The Radiation Therapist is a member of the radiation oncology team who is responsible for delivering a prescribed dose of radiation to treat cancer and some benign diseases. Radiation Therapists have continual contact with patients for the course of their treatment, educating them about treatment, simulation procedures, and potential radiation side effects. Monitoring and observing each patient’s clinical progress and emotional needs are also part of the Therapist’s daily routine. The Therapist, as a member of the healthcare team, refers patients to physicians, nurses or social service professionals when necessary.
Program graduates may be eligible for the national certification exam in radiation therapy administered by the American Registry of Radiologic Technologists. (www.arrt.org).
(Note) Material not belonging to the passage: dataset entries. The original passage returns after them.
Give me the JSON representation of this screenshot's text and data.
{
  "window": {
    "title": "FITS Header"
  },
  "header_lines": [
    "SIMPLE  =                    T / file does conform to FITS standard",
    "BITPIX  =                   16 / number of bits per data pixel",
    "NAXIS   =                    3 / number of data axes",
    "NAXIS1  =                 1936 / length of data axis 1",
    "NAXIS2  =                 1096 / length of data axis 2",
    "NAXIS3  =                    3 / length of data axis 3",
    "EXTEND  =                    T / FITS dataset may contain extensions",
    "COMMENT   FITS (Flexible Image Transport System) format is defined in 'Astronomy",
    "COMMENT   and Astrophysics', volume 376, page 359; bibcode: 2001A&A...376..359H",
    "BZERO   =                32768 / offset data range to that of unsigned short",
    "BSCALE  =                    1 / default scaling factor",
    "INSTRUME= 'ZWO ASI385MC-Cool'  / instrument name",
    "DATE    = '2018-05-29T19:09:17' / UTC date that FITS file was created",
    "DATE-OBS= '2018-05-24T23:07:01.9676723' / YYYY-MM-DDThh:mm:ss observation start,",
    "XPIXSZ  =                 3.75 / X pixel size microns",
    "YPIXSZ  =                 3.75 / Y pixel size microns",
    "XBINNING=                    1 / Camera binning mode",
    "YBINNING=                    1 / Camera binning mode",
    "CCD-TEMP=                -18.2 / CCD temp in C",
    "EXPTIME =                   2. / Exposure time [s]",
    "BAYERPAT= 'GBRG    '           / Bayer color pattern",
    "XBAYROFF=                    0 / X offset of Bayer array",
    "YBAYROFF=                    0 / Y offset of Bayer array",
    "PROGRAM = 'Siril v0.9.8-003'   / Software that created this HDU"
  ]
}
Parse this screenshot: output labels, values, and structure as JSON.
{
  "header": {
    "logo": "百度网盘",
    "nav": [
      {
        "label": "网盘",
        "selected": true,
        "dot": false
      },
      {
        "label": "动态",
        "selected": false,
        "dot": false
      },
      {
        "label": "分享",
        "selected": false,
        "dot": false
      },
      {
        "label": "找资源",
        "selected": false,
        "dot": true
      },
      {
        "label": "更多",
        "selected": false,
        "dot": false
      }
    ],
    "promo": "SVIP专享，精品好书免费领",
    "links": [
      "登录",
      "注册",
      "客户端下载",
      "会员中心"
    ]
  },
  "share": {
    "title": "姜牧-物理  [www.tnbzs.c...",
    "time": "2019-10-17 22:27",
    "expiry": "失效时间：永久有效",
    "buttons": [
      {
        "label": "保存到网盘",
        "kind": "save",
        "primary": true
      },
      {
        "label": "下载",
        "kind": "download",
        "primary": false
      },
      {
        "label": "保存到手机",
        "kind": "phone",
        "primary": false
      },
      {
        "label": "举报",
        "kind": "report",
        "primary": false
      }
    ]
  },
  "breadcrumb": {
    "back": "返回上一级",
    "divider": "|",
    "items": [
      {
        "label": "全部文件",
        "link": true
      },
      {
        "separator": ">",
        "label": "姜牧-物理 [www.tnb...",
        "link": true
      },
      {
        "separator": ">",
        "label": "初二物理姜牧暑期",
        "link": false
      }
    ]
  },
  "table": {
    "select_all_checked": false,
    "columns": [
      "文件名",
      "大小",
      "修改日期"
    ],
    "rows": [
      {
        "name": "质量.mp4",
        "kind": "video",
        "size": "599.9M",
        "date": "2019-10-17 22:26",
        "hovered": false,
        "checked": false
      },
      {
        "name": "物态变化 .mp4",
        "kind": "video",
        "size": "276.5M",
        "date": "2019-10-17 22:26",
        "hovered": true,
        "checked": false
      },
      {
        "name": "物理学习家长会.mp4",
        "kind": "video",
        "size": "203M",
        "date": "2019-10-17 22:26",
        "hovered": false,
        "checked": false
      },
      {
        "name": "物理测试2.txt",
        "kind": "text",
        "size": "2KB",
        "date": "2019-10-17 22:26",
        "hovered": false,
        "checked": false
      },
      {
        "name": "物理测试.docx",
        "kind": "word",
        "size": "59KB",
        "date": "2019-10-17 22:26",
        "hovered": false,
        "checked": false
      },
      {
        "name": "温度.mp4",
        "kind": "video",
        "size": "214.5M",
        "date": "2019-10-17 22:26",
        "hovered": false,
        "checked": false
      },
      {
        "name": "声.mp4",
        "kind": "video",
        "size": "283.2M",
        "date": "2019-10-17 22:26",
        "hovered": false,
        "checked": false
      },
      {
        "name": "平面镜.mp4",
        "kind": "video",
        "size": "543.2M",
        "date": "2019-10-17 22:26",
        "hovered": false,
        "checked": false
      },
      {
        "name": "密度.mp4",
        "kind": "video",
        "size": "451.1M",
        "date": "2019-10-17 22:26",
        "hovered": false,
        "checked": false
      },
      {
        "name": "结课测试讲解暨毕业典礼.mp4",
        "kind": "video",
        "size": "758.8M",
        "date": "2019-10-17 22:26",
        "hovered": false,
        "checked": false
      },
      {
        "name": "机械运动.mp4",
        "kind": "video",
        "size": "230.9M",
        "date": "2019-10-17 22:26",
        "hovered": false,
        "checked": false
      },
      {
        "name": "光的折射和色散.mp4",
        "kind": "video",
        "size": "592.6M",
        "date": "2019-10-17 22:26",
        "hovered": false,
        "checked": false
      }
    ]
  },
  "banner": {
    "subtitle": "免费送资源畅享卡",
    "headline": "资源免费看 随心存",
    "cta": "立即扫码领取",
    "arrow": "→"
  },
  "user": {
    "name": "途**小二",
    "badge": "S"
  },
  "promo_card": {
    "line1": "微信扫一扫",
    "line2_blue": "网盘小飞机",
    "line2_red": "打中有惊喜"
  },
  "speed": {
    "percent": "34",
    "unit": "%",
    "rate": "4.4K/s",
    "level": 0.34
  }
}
Skills and Interests Suited to a Career in Radiation Therapy Technology
A person entering this field should have technical and math/science proficiency, computer literacy, self-motivation, empathy, emotional stability, people skills and a strong work ethic. Graduates work directly with patients to obtain information for treatment planning and to deliver the course of treatment prescribed.
Career opportunities for Radiation Therapists are diverse. Jobs may be available in all areas of the country. Radiation Therapists can be employed by hospitals, universities, clinics or vendors who market and sell radiation oncology equipment.
The earning potential for Radiation Therapists is excellent. Salaries vary depending on geographic location, education, and experience.
In addition to demonstrating personal characteristics appropriate for a health professions career, students must satisfy general and specific technical standards. Visit http://www.gru.edu/alliedhealth/mlirs/rt/standards.html to review these requirements.
GRU participates in all federal student aid programs as well as state and private programs. GRU helps students fund their education through grants or scholarships, loans, a service commitment program and/or employment.
Joint Review Committee on Education in Radiologic Technology
20 N.Wacker Drive, Suite 2850
Chicago, IL 60606-3182
Please see the Office of Academic Admissions website for specific admissions information:
Courses to Take the First Two Years
Please see the Office of Academic Admissions website for specific prerequisite information:
Estimated Full-Time Academic Expenses
For estimated tuition and fees, please see the Financial Information section of this catalog.